Letterpress is a method of printing that literally presses letters into your paper. It creates a raised or pressed impression in a specifically direct area – ideal for intricate detail. Also one of the oldest printing methods ever! There are a million and one ways to get a beautiful finish to your artwork: foil, emboss, deboss, fluorescent ink, mounted stock. Letterpress is a guaranteed print method to impress the majority.



Screen Printing

Using a woven mesh, Screen Printing supports an ink-blocking stencil to create a definitely shape of colour. The stencil opens to allow ink to transfer onto the material, rolling it across. Ideal for a statement art piece! Great on fabrics and paper.

Screen Printing - by Minimonos

Screen Printing by Minimonos

Offset Printing

Offset is one of the most commonly used methods for mass-production printing. Images are transferred onto metal plates then transferred to rubber rollers and then to the selected print type (commonly paper). Offset has many advantages, one being that it is a high quality of high quantity. Offset is perfect for detailed imagery, and will make any uncoated stock look sharp and expensive.

Offset Printing - by Amanda Berglund

Offset Printing by Amanda Berglund

Digital Printing

This is a modern method of printing, including laser and ink-jet. With digital printing, you have the ability to send an image directly to the printer, in which there is no need for a printing plate – which is used in offset. It is cost effective and time efficient. It’s great for printing on paper and fabrics.

Digital Printing - Scout & Catalogue

Thanks for reading!

  1. James Thomas

    November 24, 2016 at 6:38 pm

    Hi, great info/article – the skill set in our industry is still very apparent although the drive to digital and less skill required will continue….but you have left out flexo/textile/label printing. With the onset of micro brewery’s, brand recognition, secure products, pharma products, textiles, apparel etc labels are a huge part of this industry.

  2. Deidre Stein

    December 16, 2016 at 10:57 pm

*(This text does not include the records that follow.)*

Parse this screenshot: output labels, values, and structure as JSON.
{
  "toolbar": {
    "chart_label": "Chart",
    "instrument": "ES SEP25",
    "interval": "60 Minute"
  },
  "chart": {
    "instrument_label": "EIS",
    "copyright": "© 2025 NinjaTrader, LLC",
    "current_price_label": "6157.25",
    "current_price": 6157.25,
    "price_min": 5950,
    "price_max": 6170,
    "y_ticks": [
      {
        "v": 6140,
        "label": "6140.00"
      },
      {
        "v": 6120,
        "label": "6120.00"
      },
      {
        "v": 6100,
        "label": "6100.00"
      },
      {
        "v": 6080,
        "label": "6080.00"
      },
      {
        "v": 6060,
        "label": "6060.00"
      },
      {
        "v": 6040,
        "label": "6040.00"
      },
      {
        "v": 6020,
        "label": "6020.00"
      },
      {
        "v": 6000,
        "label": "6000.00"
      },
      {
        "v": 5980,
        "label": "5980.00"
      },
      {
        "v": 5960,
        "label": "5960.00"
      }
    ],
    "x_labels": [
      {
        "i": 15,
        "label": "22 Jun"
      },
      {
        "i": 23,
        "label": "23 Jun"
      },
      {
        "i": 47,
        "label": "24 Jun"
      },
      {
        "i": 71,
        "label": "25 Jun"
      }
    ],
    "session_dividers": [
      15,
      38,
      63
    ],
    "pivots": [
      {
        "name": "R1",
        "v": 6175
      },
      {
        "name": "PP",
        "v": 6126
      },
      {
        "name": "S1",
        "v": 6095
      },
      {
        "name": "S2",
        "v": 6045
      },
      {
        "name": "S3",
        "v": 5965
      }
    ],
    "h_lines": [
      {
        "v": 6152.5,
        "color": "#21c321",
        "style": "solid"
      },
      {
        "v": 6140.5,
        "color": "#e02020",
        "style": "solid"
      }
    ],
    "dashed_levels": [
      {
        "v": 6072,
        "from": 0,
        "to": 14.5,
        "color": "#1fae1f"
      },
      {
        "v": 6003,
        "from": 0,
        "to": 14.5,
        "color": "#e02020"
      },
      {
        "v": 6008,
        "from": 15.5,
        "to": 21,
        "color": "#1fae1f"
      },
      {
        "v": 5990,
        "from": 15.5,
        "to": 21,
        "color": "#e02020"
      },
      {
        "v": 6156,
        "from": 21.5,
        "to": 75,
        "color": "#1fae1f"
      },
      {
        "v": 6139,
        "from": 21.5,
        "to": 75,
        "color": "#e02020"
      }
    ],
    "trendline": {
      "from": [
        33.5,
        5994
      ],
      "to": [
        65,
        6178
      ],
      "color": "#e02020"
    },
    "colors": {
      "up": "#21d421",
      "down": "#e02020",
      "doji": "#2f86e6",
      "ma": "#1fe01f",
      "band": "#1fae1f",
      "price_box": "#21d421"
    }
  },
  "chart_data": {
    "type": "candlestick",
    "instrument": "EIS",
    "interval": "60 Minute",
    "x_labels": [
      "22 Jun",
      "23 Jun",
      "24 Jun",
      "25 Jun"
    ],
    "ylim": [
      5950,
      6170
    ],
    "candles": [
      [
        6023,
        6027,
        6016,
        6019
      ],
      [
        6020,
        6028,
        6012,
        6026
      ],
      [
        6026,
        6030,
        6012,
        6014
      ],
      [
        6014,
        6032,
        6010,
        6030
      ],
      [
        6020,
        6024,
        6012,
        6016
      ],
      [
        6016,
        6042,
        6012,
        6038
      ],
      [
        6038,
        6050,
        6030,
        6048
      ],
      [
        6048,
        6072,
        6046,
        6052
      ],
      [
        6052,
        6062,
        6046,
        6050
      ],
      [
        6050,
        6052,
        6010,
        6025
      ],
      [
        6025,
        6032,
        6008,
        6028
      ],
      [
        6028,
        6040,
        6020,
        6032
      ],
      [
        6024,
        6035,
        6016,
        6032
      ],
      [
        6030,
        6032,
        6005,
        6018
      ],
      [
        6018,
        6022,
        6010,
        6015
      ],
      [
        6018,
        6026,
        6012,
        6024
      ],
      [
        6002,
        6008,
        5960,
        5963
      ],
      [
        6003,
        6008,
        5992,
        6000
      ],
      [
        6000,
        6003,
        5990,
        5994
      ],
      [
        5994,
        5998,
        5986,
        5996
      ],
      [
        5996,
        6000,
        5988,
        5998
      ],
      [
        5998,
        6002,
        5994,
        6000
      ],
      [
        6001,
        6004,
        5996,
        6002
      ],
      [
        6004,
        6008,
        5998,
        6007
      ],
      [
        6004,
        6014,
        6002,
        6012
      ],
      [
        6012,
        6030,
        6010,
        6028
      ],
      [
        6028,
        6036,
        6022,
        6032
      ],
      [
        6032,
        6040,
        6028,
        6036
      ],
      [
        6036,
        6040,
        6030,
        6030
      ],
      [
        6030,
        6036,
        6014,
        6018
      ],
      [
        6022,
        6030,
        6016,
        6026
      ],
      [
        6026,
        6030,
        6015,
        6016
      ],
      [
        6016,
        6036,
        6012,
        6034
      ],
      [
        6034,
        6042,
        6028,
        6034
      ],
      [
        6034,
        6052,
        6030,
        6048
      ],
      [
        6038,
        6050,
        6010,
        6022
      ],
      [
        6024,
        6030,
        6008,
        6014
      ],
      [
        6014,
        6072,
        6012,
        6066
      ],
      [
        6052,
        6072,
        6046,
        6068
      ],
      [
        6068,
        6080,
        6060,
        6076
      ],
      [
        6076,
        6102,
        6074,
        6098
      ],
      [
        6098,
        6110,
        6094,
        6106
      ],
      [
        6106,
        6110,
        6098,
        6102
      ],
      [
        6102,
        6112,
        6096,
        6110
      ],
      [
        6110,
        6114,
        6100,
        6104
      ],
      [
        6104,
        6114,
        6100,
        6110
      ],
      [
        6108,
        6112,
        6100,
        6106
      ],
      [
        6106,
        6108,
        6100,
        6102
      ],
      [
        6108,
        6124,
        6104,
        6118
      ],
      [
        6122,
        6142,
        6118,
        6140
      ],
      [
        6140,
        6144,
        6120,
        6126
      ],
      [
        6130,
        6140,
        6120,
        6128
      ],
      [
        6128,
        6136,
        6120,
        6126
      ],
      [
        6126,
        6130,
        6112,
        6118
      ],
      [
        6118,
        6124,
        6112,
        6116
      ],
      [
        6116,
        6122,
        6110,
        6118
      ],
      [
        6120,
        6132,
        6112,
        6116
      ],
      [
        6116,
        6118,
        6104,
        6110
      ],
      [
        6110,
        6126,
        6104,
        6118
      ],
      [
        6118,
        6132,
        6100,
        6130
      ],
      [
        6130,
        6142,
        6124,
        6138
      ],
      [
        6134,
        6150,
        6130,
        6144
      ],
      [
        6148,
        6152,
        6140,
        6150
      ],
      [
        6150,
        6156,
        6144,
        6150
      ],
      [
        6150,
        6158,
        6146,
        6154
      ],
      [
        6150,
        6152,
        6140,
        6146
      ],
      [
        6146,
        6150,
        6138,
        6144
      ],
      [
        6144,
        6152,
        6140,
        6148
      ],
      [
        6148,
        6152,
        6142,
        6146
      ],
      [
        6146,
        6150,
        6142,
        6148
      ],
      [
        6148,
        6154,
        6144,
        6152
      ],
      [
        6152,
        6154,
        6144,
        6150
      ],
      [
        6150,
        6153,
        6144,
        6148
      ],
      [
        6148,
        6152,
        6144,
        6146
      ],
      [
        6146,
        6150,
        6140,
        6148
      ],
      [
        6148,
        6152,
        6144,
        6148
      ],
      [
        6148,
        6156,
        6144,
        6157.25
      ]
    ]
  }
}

    A great post, thank you. How nice to bring to people’s attention these fabulous, historically-rich (but often taken for granted or overlooked) printing processes. It’s interesting to note that, even in this busy digi-virtual world, the FEEL of a beautifully printed piece can make someone stop for a moment and relish its tangible delights. It’s already a winner!

Comments are closed.